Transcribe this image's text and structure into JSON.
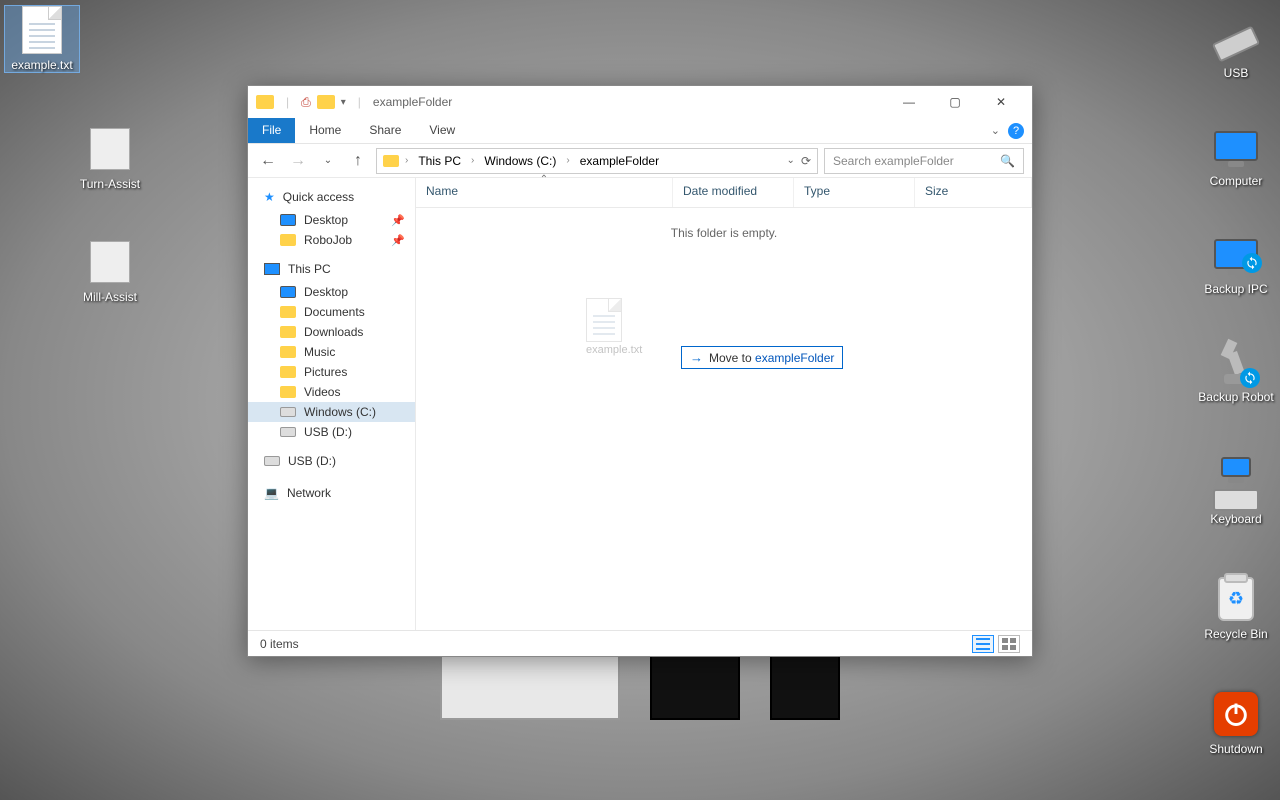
{
  "desktop": {
    "left": [
      {
        "name": "example-txt",
        "label": "example.txt",
        "selected": true
      },
      {
        "name": "turn-assist",
        "label": "Turn-Assist"
      },
      {
        "name": "mill-assist",
        "label": "Mill-Assist"
      }
    ],
    "right": [
      {
        "name": "usb",
        "label": "USB"
      },
      {
        "name": "computer",
        "label": "Computer"
      },
      {
        "name": "backup-ipc",
        "label": "Backup IPC"
      },
      {
        "name": "backup-robot",
        "label": "Backup Robot"
      },
      {
        "name": "keyboard",
        "label": "Keyboard"
      },
      {
        "name": "recycle-bin",
        "label": "Recycle Bin"
      },
      {
        "name": "shutdown",
        "label": "Shutdown"
      }
    ]
  },
  "window": {
    "title": "exampleFolder",
    "tabs": {
      "file": "File",
      "home": "Home",
      "share": "Share",
      "view": "View"
    },
    "breadcrumb": [
      "This PC",
      "Windows (C:)",
      "exampleFolder"
    ],
    "search_placeholder": "Search exampleFolder",
    "columns": {
      "name": "Name",
      "date": "Date modified",
      "type": "Type",
      "size": "Size"
    },
    "empty_message": "This folder is empty.",
    "drag": {
      "ghost_label": "example.txt",
      "tip_prefix": "Move to ",
      "tip_dest": "exampleFolder"
    },
    "status": "0 items",
    "nav": {
      "quick_access": "Quick access",
      "quick_items": [
        {
          "label": "Desktop",
          "pinned": true,
          "icon": "desktop"
        },
        {
          "label": "RoboJob",
          "pinned": true,
          "icon": "folder"
        }
      ],
      "this_pc": "This PC",
      "pc_items": [
        {
          "label": "Desktop",
          "icon": "desktop"
        },
        {
          "label": "Documents",
          "icon": "folder"
        },
        {
          "label": "Downloads",
          "icon": "folder"
        },
        {
          "label": "Music",
          "icon": "folder"
        },
        {
          "label": "Pictures",
          "icon": "folder"
        },
        {
          "label": "Videos",
          "icon": "folder"
        },
        {
          "label": "Windows (C:)",
          "icon": "disk",
          "selected": true
        },
        {
          "label": "USB (D:)",
          "icon": "disk"
        }
      ],
      "usb": "USB (D:)",
      "network": "Network"
    }
  }
}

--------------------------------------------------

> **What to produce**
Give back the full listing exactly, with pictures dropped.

> **Task result**
Transcribe this image's text and structure into JSON.
{
  "desktop": {
    "left": [
      {
        "name": "example-txt",
        "label": "example.txt",
        "selected": true
      },
      {
        "name": "turn-assist",
        "label": "Turn-Assist"
      },
      {
        "name": "mill-assist",
        "label": "Mill-Assist"
      }
    ],
    "right": [
      {
        "name": "usb",
        "label": "USB"
      },
      {
        "name": "computer",
        "label": "Computer"
      },
      {
        "name": "backup-ipc",
        "label": "Backup IPC"
      },
      {
        "name": "backup-robot",
        "label": "Backup Robot"
      },
      {
        "name": "keyboard",
        "label": "Keyboard"
      },
      {
        "name": "recycle-bin",
        "label": "Recycle Bin"
      },
      {
        "name": "shutdown",
        "label": "Shutdown"
      }
    ]
  },
  "window": {
    "title": "exampleFolder",
    "tabs": {
      "file": "File",
      "home": "Home",
      "share": "Share",
      "view": "View"
    },
    "breadcrumb": [
      "This PC",
      "Windows (C:)",
      "exampleFolder"
    ],
    "search_placeholder": "Search exampleFolder",
    "columns": {
      "name": "Name",
      "date": "Date modified",
      "type": "Type",
      "size": "Size"
    },
    "empty_message": "This folder is empty.",
    "drag": {
      "ghost_label": "example.txt",
      "tip_prefix": "Move to ",
      "tip_dest": "exampleFolder"
    },
    "status": "0 items",
    "nav": {
      "quick_access": "Quick access",
      "quick_items": [
        {
          "label": "Desktop",
          "pinned": true,
          "icon": "desktop"
        },
        {
          "label": "RoboJob",
          "pinned": true,
          "icon": "folder"
        }
      ],
      "this_pc": "This PC",
      "pc_items": [
        {
          "label": "Desktop",
          "icon": "desktop"
        },
        {
          "label": "Documents",
          "icon": "folder"
        },
        {
          "label": "Downloads",
          "icon": "folder"
        },
        {
          "label": "Music",
          "icon": "folder"
        },
        {
          "label": "Pictures",
          "icon": "folder"
        },
        {
          "label": "Videos",
          "icon": "folder"
        },
        {
          "label": "Windows (C:)",
          "icon": "disk",
          "selected": true
        },
        {
          "label": "USB (D:)",
          "icon": "disk"
        }
      ],
      "usb": "USB (D:)",
      "network": "Network"
    }
  }
}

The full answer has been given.